Oh, I kept the first for another day!
Yet knowing how way leads on to way,
I doubted if I should ever come back.

I shall be telling this with a sigh
Somewhere ages and ages hence:
Two roads diverged in a wood, and I—
I took the one less traveled by,
And that has made all the difference.

Monday, August 27, 2007

Meeting Point

Louis MacNeice (1941)

Time was away and somewhere else,
There were two glasses and two chairs
And two people with the one pulse
(Somebody stopped the moving stairs):
Time was away and somewhere else.

And they were neither up nor down,
The stream's music did not stop
Flowing through the heather, limpid brown,
Although they sat in a coffee shop
And they were neither up nor down.

The bell was silent in the air
Holding its inverted poise—
Between the clang and clang a flower,
A brazen calyx of no noise:
The bell was silent in the air.

The camels crossed the miles of sand
That stretched around the cups and plates;
The desert was their own, they planned
To portion out the stars and dates:
The camels crossed the miles of sand.

Time was away and somewhere else.
The waiter did not come, the clock
Forgot them and the radio waltz
Came our like water from a rock:
Time was away and somewhere else.

Her fingers flicked away the ash
That bloomed again in the tropic trees:
Not caring if the markets crash
When they had forests such as these,
Her fingers flicked away the ash.

God or whatever means the Good
Be praised that time can't stop like this,
That what the heart has understood
Can verify in the body's peace
God or whatever means the Good.

Time was away and she was here
And life no longer what it was,
The bell was silent in the air
And all the room aglow because
Time was away and she was here.

Sunday, August 26, 2007


Lewis Carroll (1832-1898)

'Twas brilig, and the slithy toves
Did gyre and gimble in the wabe:
All mimsy were the borogroves,
And the mome raths outgrabe.

"Beware the Jabberwock, my son!
The jaws that bite, the claws that catch!
Beware the Jubjub bird, and shun
The frumious Bandersnatch!"

He took his vorpal sword in hand;
Long time the manxome foe he sought—
So rested he by the Tumtum tree,
And stood awhile in thought.

And, as in uffish thought he stood,
The Jabberwock, with eyes of flame,
Came whiffling through the tulgey wood,
And burbled as it came!

One, two!
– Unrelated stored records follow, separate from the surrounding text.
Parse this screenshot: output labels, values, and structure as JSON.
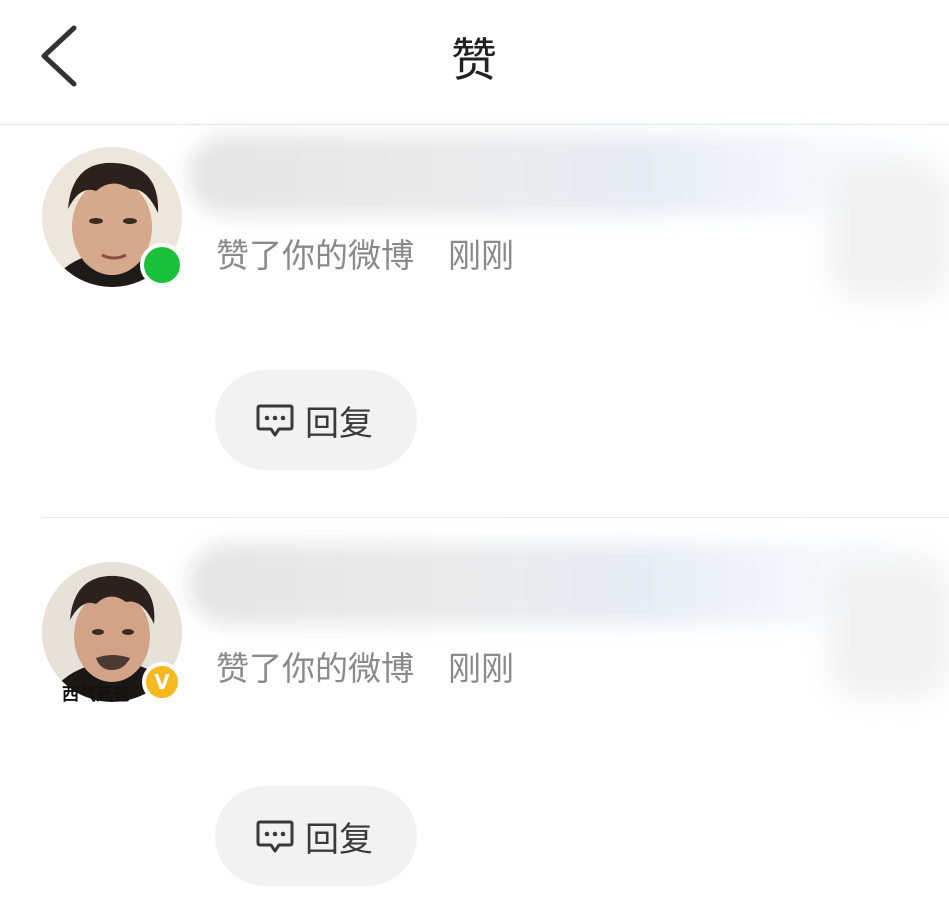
{
  "header": {
    "title": "赞",
    "back_icon": "chevron-left-icon"
  },
  "notifications": [
    {
      "username": "",
      "action": "赞了你的微博",
      "time": "刚刚",
      "badge": "online-dot",
      "badge_color": "#19c13a",
      "avatar_caption": "",
      "reply_label": "回复",
      "reply_icon": "comment-bubble-icon"
    },
    {
      "username": "",
      "action": "赞了你的微博",
      "time": "刚刚",
      "badge": "verified-v",
      "badge_text": "V",
      "badge_color": "#f6b81c",
      "avatar_caption": "西气死爸",
      "reply_label": "回复",
      "reply_icon": "comment-bubble-icon"
    }
  ],
  "colors": {
    "text_primary": "#222222",
    "text_secondary": "#8a8a8a",
    "button_bg": "#f2f2f2",
    "divider": "#e8e8e8"
  }
}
One, two! And through and through
The vorpal blade went snicker-snack!
He left it dead, and with its head
He went galumphing back.

"And hast thou slain the Jabberwock?
Come to my arms, my beamish boy!
O frabjous day! Callooh, Callay!"
He chortled in his joy.

'Twas brilig, and the slithy toves
Did gyre and gimble in the wabe:
All mimsy were the borogroves,
And the mome raths outgrabe.